=== SUPPLIED DATA ===

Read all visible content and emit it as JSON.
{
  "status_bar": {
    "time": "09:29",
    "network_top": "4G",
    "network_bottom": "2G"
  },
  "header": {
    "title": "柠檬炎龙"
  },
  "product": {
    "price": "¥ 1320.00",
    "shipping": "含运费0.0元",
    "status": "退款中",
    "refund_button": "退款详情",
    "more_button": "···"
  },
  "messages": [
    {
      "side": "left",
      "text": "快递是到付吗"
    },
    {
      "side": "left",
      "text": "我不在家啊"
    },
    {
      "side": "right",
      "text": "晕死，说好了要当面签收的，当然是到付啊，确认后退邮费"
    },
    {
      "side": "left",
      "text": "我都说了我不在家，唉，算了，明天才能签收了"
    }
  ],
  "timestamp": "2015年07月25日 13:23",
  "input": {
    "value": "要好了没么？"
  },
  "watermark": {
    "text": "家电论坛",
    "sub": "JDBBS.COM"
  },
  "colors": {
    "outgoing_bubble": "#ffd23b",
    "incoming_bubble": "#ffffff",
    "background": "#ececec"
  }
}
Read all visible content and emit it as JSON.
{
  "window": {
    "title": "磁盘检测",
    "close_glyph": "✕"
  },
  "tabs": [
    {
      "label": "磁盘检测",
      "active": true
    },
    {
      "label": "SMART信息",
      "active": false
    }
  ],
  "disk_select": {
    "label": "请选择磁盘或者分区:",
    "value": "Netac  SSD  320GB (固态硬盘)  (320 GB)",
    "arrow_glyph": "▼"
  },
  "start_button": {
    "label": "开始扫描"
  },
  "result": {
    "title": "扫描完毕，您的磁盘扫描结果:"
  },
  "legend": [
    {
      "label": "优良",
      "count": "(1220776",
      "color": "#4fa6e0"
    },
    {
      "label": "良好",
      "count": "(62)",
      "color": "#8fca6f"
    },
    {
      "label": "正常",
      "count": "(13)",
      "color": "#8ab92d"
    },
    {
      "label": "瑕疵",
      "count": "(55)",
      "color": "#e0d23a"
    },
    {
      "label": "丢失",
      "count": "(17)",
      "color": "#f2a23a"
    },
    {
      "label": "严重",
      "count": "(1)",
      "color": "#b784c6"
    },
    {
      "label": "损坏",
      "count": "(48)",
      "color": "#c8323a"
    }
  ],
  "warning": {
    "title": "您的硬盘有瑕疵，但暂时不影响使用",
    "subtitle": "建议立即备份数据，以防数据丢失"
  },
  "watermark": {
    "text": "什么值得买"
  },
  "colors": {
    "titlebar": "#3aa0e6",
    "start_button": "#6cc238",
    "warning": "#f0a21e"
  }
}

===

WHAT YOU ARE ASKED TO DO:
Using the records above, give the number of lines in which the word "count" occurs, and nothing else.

ANSWER FOR THIS EXERCISE:
7